Assignment:
In how many lines of the records below does the word "warning" appear? Answer with the number alone.

Entries from a dataset of interfaces:
------------------------------------------------------------
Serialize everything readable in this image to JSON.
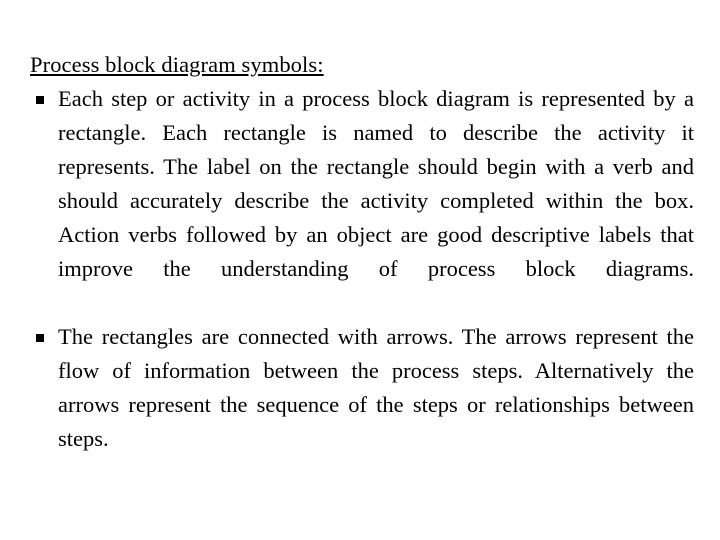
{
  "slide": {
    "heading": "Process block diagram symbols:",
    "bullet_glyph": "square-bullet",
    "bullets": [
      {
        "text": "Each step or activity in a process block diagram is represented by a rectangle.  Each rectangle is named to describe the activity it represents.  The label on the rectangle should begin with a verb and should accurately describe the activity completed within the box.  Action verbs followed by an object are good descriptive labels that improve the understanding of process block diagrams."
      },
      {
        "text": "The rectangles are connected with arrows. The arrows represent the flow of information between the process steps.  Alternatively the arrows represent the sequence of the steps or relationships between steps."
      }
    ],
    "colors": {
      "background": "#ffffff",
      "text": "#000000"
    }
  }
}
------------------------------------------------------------
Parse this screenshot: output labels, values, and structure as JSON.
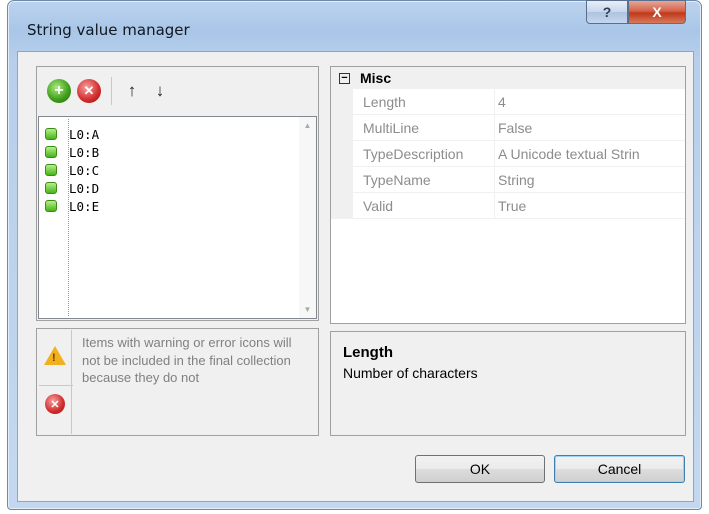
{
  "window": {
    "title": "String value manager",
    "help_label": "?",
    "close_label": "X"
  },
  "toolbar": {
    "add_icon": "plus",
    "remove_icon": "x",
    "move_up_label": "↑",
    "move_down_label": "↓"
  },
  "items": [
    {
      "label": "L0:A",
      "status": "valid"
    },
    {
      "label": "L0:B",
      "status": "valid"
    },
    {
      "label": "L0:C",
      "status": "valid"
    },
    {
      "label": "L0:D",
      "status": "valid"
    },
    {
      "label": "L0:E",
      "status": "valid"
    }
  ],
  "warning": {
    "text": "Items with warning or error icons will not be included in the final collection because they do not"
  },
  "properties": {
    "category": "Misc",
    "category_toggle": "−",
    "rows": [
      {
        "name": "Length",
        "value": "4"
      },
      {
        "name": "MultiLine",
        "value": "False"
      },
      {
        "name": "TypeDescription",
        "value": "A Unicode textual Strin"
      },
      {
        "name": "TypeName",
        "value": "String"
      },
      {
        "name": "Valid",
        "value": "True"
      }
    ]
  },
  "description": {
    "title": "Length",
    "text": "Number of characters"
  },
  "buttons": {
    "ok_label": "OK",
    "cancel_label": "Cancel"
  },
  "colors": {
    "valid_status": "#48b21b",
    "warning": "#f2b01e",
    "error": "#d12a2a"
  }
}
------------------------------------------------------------
Task solution:
3